UN releases $15 million to help vulnerable countries battle the spread of the coronavirus
UN Humanitarian Chief Mark Lowcock today released US$15 million from the Central Emergency Response Fund (CERF) to help fund global efforts to contain the COVID-19 virus.
The announcement came as the World Health Organization (WHO) upgraded the global risk of the coronavirus outbreak to “very high” – its top level of risk assessment. The WHO has said there is still a chance of containing the virus if its chain of transmission is broken.
The sudden increases of cases in Italy, the Islamic Republic of Iran and the Republic of Korea are deeply concerning. There are now cases linked to Iran in Bahrain, Iraq, Kuwait and Oman, along with cases linked to Italy in Algeria, Austria, Croatia, Germany, Spain and Switzerland.
The UN funding has been released to the WHO and the United Nations Children’s Fund (UNICEF). It will fund essential activities including monitoring the spread of the virus, investigating cases, and the operation of national laboratories.

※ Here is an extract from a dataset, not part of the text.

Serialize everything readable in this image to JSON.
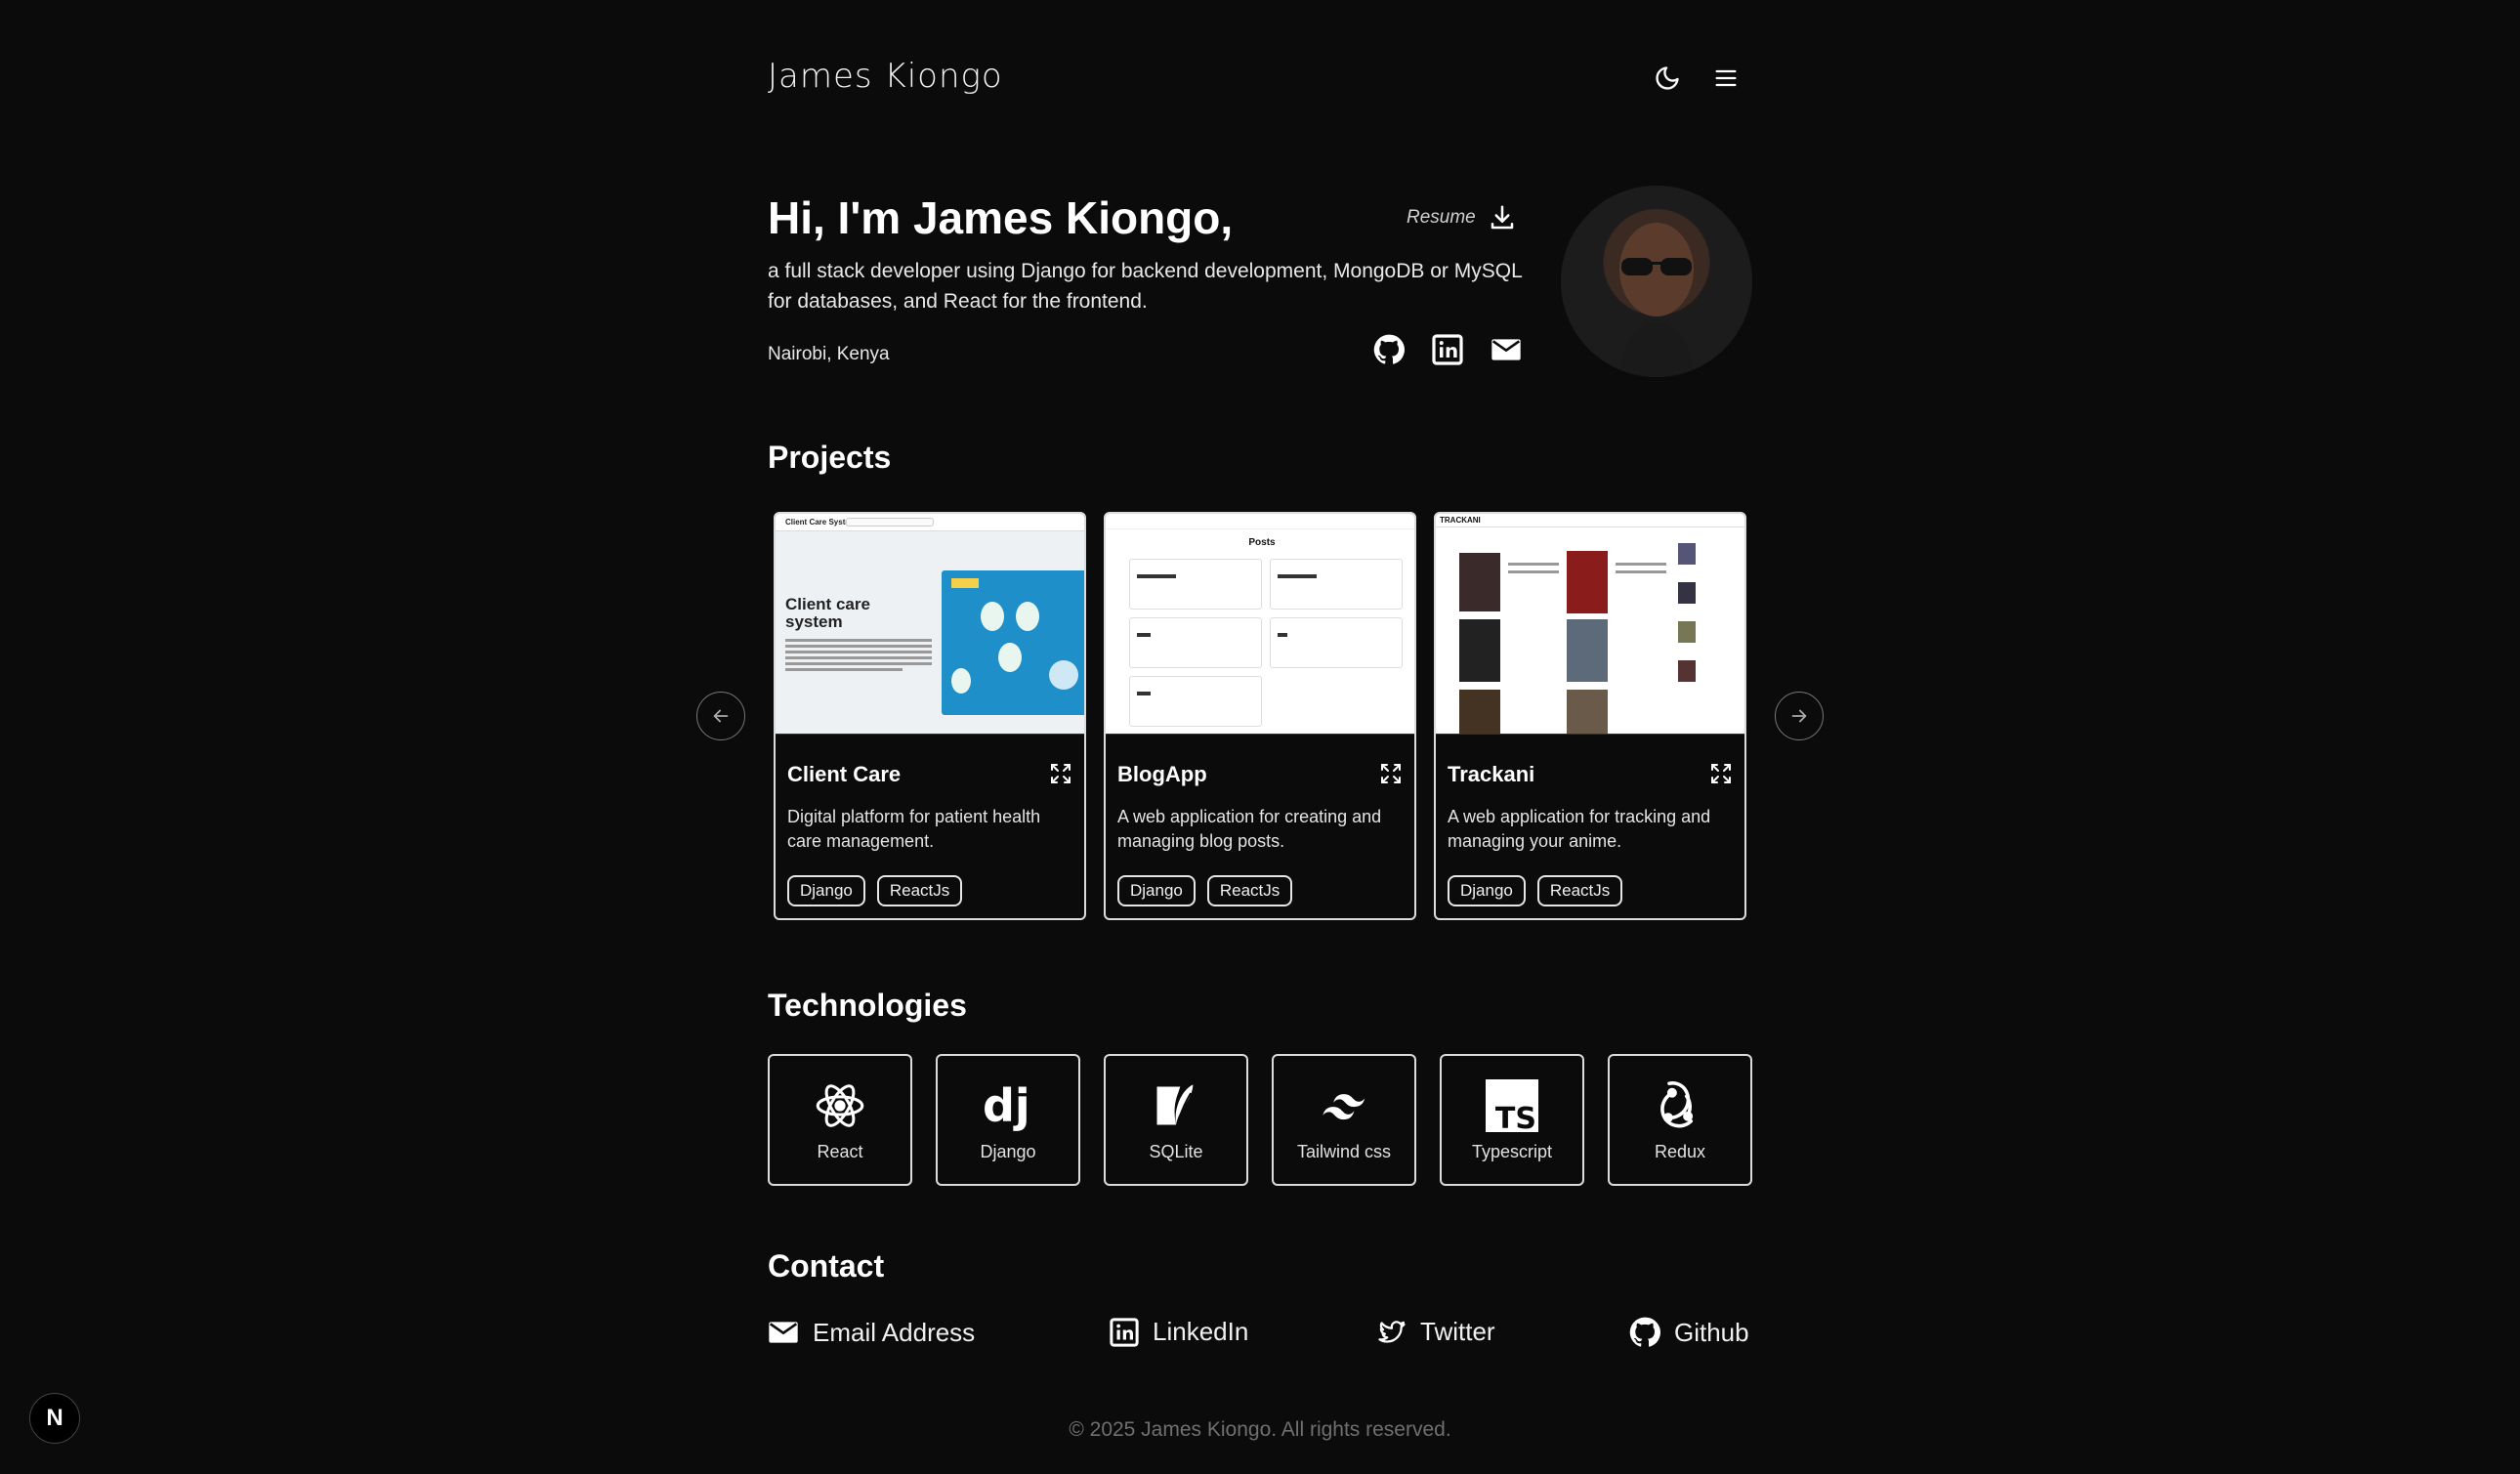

The WHO has called for US$675 million to fund the fight against coronavirus. There is a window of opportunity to contain the spread of the virus if countries take robust measures to detect cases early, isolate and care for patients, and trace contacts.
Emergency Relief Coordinator and Under-Secretary-General for Humanitarian Affairs, Mark Lowcock said: “We do not yet see evidence that the virus is spreading freely. As long as that’s the case, we still have a chance of containing it.
“But swift and robust action must be taken to detect cases early, isolate and care for patients, and trace contacts. We must act now to stop this virus from putting more lives at risk.
“This grant from the UN’s Emergency Fund will help countries with fragile health systems boost their detection and response operations. It has the potential to save the lives of millions of vulnerable people.”
This is a critical juncture in the outbreak. The focus is on containing COVID-19 by strengthening surveillance, conducting thorough outbreak investigations to identify contacts and applying appropriate measures to prevent further spread.
Tedros Adhanom Ghebreyesus said: “The potential spread of the virus to countries with weaker health systems is one of our biggest concerns. These funds will help support these countries get ready for detecting and isolating cases, protecting their health workers, and treating patients with dignity and appropriate care. This will help us save lives and push back the virus”
UNICEF is leading on preventative actions in communities across the affected countries with risk communication, providing hygiene and medical kits to schools and health clinics and monitoring the impact of the outbreak to support continuity of care, education and social services.
“At this pivotal moment, every effort must be made to push back against the outbreak,” said UNICEF Executive Director Henrietta Fore. “These crucial funds will support our global efforts to bolster weaker health systems and inform children, pregnant women and families about how to protect themselves.”
Since it was launched in 2006, CERF has provided more than $6 billion to over 100 countries and helped hundreds of millions of people.